Roguelikes are honestly all over the damn place these days, but there’s always room for one more. Just when you think you’re over difficult games with procedurally-generated dungeons, a new title creeps out of the woodwork to hook you. That next game might just be Enter the Gungeon. How can I say this? Well, simply enough, I found it hard to leave the kiosk in the Sony booth. It was only thanks to the fact that this was an open area — and that others were waiting to get their hands on it — that I knew it was time to step away.
The basics of Enter the Gungeon are simple. There’s a team of Gungeoneers looking to reach the bottom of a deadly dungeon. What’s the reasoning behind their quest? Simple, at the bottom resides the treasured gun that can “kill the past.” No, you won’t find Suda51 at the end of your journey (I assume not, anyway), but it’s imperative that the player eventually reaches it. Obviously, this is going to be an obscenely challenging task. As with most games of the genre there is tons of exploration to be had, though my playthrough didn’t even work its way past the first boss.
Gameplay functions primarily like a twin stick shooter. Players control their chosen Gungeoneer and can shoot in all angles at enemies using a variety of guns. Enemies, of course, have equal ability to shoot their comically large bullets straight at your face. But that’s not all they’ll do. Some even go so far as to toss tables on their side in order to create a barrier. Players can do the same and throw up a temporary safe haven for themselves. It’s not going to last very long, though. Enemies get around quite quickly and are always in pursuit. As their bullets clutter the screen it becomes even harder to dodge them. Luckily, you collect skills such as ones that remove all bullets from screen when activated, but you’ve got to find (or purchase) them first.
Collecting coins is imperative to being able to make purchases on awesome new guns and abilities. Of course, you get money by either killing enemies or looting chests. Once you’ve got enough moolah, find a merchant somewhere in the dungeon and browse their wares. Players can restore a bit of health by buying a heart or even buy a map to fill out the dungeon areas they’ve not discovered on the floor just yet. This is also the place to go if you need to stock up on bullets and the like. Unfortunately, for newbie players such as myself, shop visits rarely resulted in any purchases at all. Instead, I typically window shopped and then found my character woefully under-prepared for the boss.

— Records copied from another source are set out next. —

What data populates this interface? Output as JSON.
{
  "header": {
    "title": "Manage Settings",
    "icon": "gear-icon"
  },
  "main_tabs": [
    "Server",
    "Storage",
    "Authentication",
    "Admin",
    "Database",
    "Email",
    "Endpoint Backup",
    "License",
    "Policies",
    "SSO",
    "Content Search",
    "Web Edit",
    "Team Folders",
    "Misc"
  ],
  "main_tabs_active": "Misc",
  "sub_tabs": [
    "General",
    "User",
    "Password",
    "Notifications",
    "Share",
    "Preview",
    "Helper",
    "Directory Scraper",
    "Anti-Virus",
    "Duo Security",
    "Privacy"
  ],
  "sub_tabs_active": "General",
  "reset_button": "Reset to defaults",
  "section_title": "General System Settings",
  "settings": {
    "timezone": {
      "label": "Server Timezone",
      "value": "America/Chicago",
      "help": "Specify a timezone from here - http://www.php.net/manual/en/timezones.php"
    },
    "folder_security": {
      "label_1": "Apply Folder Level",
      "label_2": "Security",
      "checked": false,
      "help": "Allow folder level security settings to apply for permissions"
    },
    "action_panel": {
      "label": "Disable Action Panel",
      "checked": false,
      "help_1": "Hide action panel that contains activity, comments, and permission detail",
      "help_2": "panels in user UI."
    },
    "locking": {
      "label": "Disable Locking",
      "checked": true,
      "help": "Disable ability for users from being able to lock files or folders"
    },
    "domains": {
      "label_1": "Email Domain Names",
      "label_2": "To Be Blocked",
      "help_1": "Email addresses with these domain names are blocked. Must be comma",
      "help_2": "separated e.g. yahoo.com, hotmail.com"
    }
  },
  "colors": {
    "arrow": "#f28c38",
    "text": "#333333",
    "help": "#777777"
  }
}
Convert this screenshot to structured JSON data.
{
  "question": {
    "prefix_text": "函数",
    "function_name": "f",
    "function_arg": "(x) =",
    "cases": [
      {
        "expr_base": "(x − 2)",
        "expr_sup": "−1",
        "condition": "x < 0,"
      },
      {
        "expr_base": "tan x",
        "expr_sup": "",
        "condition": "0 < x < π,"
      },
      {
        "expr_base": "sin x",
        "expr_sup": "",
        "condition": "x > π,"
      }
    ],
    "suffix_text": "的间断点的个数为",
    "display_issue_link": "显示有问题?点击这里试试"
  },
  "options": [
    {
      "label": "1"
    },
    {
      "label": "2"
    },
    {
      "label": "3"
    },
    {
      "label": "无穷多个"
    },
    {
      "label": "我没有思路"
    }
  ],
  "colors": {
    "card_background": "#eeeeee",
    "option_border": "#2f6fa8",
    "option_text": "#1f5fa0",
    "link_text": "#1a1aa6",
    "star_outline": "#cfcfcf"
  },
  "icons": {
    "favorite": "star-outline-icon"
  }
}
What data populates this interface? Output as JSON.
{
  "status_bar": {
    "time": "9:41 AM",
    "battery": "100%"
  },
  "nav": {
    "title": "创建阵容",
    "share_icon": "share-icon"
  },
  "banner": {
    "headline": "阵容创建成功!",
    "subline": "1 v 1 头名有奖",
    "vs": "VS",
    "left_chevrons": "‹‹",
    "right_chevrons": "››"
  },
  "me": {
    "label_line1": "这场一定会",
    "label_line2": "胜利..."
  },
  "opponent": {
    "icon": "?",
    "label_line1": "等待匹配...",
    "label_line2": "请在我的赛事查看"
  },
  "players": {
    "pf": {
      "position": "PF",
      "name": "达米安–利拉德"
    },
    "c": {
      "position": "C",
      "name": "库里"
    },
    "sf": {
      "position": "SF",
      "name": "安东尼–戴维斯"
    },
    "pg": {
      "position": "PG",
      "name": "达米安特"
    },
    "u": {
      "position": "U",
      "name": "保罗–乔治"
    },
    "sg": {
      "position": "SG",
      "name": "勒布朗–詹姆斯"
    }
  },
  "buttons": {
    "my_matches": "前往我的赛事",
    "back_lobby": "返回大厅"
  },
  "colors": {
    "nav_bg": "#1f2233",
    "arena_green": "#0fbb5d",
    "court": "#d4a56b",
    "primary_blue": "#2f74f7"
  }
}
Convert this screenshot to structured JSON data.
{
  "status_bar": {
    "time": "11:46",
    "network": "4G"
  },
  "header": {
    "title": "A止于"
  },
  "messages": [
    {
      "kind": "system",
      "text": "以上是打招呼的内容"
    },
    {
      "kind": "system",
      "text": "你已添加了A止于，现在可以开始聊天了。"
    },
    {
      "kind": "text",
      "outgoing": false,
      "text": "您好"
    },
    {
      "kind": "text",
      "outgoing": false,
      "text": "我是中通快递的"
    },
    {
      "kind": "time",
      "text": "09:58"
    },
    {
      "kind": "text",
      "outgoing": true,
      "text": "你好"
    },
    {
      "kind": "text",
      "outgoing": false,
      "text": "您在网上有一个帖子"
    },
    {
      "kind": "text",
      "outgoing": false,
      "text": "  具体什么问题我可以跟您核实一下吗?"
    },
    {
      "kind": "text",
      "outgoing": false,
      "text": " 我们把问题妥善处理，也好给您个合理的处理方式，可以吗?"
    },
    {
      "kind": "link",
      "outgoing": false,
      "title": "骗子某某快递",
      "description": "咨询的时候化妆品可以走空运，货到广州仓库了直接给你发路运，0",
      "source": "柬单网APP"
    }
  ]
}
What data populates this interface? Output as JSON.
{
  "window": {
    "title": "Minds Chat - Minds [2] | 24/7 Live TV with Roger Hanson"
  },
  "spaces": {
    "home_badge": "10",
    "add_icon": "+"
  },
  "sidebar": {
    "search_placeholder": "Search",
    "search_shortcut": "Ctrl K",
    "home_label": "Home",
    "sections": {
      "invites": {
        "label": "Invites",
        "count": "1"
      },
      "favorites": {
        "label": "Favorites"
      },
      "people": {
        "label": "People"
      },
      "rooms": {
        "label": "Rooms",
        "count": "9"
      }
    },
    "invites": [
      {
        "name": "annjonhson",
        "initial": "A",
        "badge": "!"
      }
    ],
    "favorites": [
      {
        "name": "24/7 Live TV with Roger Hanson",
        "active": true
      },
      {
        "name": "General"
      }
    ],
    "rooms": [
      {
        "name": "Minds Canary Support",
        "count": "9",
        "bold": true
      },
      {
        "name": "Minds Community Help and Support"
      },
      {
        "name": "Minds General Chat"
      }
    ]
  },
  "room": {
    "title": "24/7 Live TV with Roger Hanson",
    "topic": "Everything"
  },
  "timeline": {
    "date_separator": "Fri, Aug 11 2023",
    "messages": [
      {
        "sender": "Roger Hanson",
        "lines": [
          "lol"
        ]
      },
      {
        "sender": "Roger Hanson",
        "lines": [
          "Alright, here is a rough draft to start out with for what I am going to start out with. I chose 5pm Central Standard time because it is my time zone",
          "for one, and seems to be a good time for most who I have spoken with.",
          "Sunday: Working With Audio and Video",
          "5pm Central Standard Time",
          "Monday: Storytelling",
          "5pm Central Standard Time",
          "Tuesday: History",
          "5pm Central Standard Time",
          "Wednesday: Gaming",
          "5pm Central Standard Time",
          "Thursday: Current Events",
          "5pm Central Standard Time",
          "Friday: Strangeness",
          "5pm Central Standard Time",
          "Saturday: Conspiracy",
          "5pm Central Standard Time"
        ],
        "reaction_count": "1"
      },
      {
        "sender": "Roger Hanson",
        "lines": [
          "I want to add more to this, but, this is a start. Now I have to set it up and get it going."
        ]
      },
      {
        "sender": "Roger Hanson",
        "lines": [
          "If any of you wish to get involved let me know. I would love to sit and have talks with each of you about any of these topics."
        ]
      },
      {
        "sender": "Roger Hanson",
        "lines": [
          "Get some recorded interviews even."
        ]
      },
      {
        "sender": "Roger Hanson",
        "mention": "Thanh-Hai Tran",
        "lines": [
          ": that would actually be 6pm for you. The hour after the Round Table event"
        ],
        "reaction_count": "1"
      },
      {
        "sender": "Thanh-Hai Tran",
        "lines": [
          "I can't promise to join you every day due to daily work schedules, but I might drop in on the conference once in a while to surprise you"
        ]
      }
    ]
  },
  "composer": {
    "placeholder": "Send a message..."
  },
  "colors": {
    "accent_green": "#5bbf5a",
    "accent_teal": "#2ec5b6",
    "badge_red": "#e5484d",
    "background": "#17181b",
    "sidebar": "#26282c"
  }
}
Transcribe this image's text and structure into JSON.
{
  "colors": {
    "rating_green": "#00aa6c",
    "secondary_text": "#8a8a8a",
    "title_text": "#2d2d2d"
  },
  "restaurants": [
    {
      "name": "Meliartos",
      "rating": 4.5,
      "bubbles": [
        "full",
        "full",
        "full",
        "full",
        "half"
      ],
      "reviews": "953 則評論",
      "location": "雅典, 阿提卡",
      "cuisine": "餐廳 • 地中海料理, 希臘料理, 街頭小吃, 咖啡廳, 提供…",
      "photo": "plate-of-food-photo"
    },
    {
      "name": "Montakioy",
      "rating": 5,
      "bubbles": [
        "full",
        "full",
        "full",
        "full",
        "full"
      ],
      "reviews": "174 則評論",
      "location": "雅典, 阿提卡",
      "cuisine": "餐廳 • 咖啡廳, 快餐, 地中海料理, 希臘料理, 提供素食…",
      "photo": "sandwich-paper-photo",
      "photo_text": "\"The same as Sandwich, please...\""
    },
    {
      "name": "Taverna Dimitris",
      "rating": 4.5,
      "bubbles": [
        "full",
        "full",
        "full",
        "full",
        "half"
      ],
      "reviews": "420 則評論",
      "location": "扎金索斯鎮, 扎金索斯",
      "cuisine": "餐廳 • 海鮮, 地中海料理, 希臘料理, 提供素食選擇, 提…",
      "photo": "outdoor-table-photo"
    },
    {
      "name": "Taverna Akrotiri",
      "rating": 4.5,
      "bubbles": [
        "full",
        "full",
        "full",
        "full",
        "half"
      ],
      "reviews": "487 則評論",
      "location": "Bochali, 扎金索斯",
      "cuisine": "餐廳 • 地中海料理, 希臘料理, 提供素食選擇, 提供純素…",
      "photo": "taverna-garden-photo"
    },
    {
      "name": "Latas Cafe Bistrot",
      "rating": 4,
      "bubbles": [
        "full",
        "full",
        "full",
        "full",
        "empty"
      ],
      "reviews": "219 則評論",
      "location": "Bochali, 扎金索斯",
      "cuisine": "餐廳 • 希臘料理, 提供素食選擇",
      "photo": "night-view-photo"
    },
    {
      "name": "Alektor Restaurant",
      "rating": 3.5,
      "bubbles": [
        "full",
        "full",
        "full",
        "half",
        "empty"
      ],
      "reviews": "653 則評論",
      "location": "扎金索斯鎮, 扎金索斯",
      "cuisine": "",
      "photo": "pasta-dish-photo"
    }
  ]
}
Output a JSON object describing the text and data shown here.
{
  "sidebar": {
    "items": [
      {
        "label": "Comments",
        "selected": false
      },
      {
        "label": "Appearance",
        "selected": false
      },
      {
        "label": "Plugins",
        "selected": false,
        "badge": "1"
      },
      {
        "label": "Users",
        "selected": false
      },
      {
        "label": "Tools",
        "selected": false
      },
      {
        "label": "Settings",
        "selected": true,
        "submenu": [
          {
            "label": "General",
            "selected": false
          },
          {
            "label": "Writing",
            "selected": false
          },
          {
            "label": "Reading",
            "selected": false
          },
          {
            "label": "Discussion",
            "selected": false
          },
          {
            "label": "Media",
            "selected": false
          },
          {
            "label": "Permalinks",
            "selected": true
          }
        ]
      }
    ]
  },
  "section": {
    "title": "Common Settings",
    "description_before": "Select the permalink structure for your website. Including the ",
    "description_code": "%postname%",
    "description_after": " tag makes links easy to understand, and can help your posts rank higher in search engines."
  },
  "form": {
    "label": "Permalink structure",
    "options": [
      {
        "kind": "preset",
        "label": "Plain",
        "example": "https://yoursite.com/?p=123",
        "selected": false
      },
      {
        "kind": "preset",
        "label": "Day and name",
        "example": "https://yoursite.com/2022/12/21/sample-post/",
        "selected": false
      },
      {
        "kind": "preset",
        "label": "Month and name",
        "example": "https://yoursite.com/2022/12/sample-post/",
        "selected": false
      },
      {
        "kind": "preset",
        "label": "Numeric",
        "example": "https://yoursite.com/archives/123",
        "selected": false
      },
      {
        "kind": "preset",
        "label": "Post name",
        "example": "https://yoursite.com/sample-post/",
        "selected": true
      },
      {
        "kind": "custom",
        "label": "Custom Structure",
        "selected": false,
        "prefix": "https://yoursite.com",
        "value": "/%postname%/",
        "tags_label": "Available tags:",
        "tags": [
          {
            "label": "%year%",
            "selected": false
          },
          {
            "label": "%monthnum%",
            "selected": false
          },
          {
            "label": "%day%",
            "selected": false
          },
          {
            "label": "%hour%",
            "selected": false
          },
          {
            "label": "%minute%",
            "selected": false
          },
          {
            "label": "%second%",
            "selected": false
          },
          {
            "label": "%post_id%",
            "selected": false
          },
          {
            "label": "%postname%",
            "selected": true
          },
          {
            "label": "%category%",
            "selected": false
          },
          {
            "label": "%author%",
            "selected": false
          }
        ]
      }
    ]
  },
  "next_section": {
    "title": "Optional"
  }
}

Speaking of bosses, most players will probably find them a challenge that requires at least a rematch or two. The one I fought against was completely ridiculous, huge, and extremely destructive. It could fly around the stage and kick my butt with ease, thanks primarily to its machine gun! If this is a sign of anything to come then Enter the Gungeon is likely full of unique, difficult bosses. With that said, the difficulty does not appear to be so much to actually turn fights into an exercise in frustration. They’re challenging, but not impossibly so.
Outside of gameplay there’s another huge highlight to Enter the Gungeon: Graphics. Yes, it is yet another pixel art action/dungeon crawler experience. But you know what? The characters are utterly adorable even when they’re pointing massive guns your way. Even the dudes with hulking muscles are cute rather than threatening. It’s also just plain funny that many of the enemies are anthropomorphized bullets themselves wielding weaponry. Beyond that, bullets/lasers/other projectiles all have gorgeous bright coloring to make them stand out. Not only does this help players visually track bullets, but it also looks immensely cool.
I, for one, am tremendously excited to pick up Enter the Gungeon once it launches. Unfortunately, we’ve got to wait until a bit later this year to get our hands on Dodge Roll Game’s title. When Enter the Gungeon does arrive, it’ll be available for PC players via Steam (on Windows/Mac/Linux) and PS4.